Take each line below that has "icon" and copy it.

::: INPUT RECORDS

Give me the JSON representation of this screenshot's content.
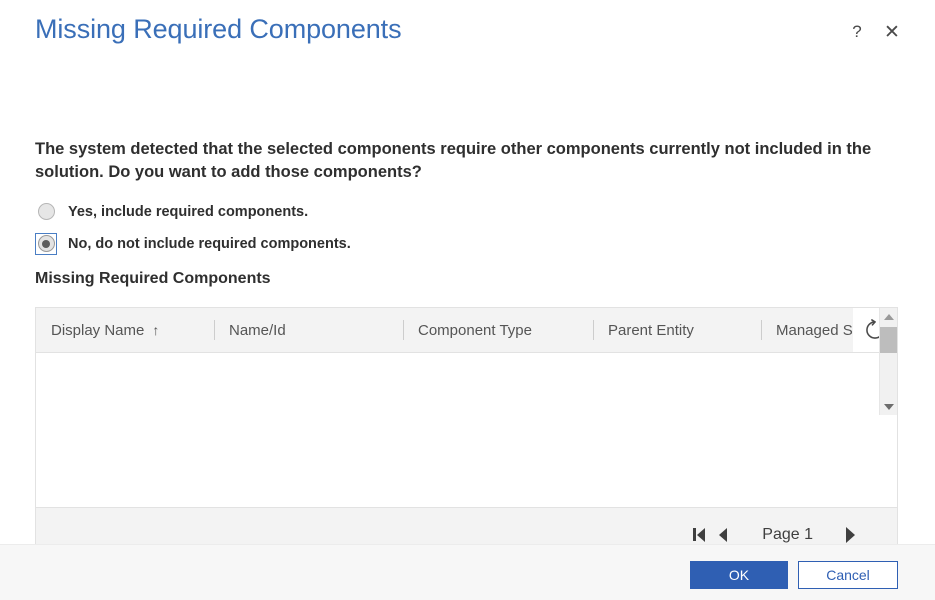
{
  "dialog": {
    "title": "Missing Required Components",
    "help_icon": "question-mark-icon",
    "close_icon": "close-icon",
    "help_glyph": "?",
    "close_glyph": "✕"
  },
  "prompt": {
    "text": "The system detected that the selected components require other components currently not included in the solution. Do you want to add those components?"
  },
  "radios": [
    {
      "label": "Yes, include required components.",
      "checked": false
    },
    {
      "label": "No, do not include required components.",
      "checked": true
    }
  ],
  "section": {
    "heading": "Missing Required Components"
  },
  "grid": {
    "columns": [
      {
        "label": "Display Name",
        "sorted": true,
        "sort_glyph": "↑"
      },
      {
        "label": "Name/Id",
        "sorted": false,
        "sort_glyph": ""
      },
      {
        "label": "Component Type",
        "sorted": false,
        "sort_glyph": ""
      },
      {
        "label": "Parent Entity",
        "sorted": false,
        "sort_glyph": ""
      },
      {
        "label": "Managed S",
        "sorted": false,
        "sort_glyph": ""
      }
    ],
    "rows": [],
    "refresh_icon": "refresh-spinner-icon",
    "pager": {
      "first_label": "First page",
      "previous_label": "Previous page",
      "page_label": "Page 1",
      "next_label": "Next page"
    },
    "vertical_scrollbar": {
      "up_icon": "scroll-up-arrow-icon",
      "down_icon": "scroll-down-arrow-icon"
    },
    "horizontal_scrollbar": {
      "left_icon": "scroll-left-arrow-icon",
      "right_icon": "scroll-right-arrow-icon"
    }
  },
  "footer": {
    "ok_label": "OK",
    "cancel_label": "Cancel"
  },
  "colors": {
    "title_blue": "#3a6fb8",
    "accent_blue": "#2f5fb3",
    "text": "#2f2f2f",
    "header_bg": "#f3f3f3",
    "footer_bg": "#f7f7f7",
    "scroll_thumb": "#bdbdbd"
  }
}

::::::
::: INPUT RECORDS

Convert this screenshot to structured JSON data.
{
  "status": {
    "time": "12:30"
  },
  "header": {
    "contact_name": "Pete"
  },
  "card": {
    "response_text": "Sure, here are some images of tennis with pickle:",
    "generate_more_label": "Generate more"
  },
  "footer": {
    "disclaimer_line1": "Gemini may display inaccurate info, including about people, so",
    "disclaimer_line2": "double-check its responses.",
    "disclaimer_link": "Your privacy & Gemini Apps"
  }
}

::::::

▶ _RESPONSE TO THE EXERCISE_
    "help_icon": "question-mark-icon",
    "close_icon": "close-icon",
    "refresh_icon": "refresh-spinner-icon",
      "up_icon": "scroll-up-arrow-icon",
      "down_icon": "scroll-down-arrow-icon"
      "left_icon": "scroll-left-arrow-icon",
      "right_icon": "scroll-right-arrow-icon"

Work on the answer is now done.